--- EXERCISE DATA ---

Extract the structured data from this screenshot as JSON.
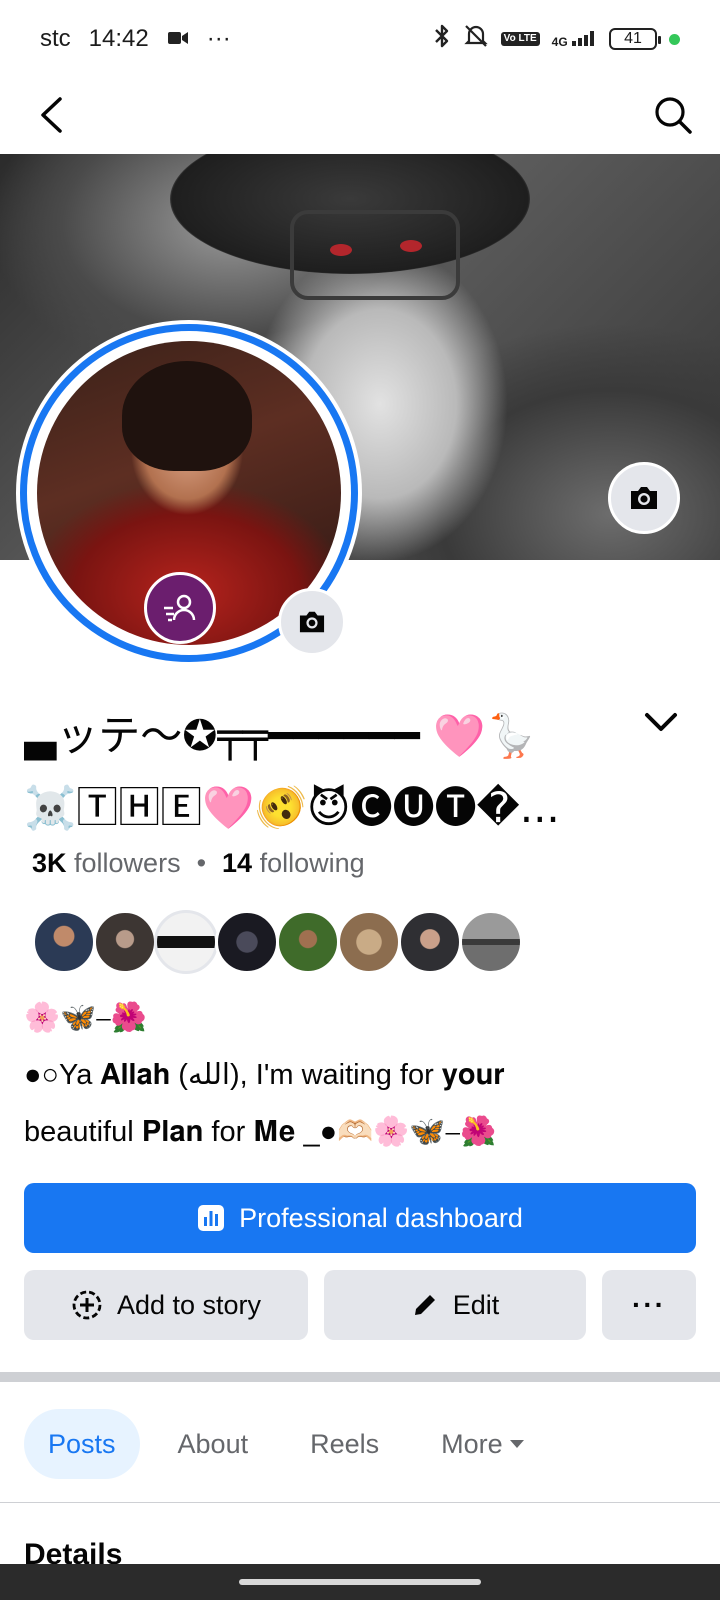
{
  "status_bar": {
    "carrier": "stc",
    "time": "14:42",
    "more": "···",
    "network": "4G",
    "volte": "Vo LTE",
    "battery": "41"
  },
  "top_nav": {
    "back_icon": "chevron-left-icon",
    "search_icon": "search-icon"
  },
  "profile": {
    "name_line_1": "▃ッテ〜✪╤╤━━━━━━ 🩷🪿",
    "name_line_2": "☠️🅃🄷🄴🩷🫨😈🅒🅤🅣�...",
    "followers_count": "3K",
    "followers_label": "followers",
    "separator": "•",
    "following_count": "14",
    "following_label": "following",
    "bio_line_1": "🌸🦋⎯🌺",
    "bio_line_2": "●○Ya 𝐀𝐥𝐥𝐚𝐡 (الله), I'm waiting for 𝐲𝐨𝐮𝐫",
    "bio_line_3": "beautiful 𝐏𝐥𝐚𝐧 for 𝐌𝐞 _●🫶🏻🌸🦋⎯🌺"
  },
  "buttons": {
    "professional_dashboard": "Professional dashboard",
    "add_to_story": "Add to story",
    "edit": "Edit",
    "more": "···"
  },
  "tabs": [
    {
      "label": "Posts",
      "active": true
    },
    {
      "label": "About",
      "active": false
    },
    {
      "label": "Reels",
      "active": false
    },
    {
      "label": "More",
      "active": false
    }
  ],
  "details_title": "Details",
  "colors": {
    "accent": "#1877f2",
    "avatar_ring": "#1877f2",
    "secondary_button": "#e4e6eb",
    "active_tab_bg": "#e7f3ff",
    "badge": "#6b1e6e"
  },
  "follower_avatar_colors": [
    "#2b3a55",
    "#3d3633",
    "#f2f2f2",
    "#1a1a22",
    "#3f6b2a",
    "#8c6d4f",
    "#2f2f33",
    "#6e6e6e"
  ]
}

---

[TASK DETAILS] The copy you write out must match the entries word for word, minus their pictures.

[YOUR RESPONSE]
Extract the structured data from this screenshot as JSON.
{
  "status_bar": {
    "carrier": "stc",
    "time": "14:42",
    "more": "···",
    "network": "4G",
    "volte": "Vo LTE",
    "battery": "41"
  },
  "top_nav": {
    "back_icon": "chevron-left-icon",
    "search_icon": "search-icon"
  },
  "profile": {
    "name_line_1": "▃ッテ〜✪╤╤━━━━━━ 🩷🪿",
    "name_line_2": "☠️🅃🄷🄴🩷🫨😈🅒🅤🅣�...",
    "followers_count": "3K",
    "followers_label": "followers",
    "separator": "•",
    "following_count": "14",
    "following_label": "following",
    "bio_line_1": "🌸🦋⎯🌺",
    "bio_line_2": "●○Ya 𝐀𝐥𝐥𝐚𝐡 (الله), I'm waiting for 𝐲𝐨𝐮𝐫",
    "bio_line_3": "beautiful 𝐏𝐥𝐚𝐧 for 𝐌𝐞 _●🫶🏻🌸🦋⎯🌺"
  },
  "buttons": {
    "professional_dashboard": "Professional dashboard",
    "add_to_story": "Add to story",
    "edit": "Edit",
    "more": "···"
  },
  "tabs": [
    {
      "label": "Posts",
      "active": true
    },
    {
      "label": "About",
      "active": false
    },
    {
      "label": "Reels",
      "active": false
    },
    {
      "label": "More",
      "active": false
    }
  ],
  "details_title": "Details",
  "colors": {
    "accent": "#1877f2",
    "avatar_ring": "#1877f2",
    "secondary_button": "#e4e6eb",
    "active_tab_bg": "#e7f3ff",
    "badge": "#6b1e6e"
  },
  "follower_avatar_colors": [
    "#2b3a55",
    "#3d3633",
    "#f2f2f2",
    "#1a1a22",
    "#3f6b2a",
    "#8c6d4f",
    "#2f2f33",
    "#6e6e6e"
  ]
}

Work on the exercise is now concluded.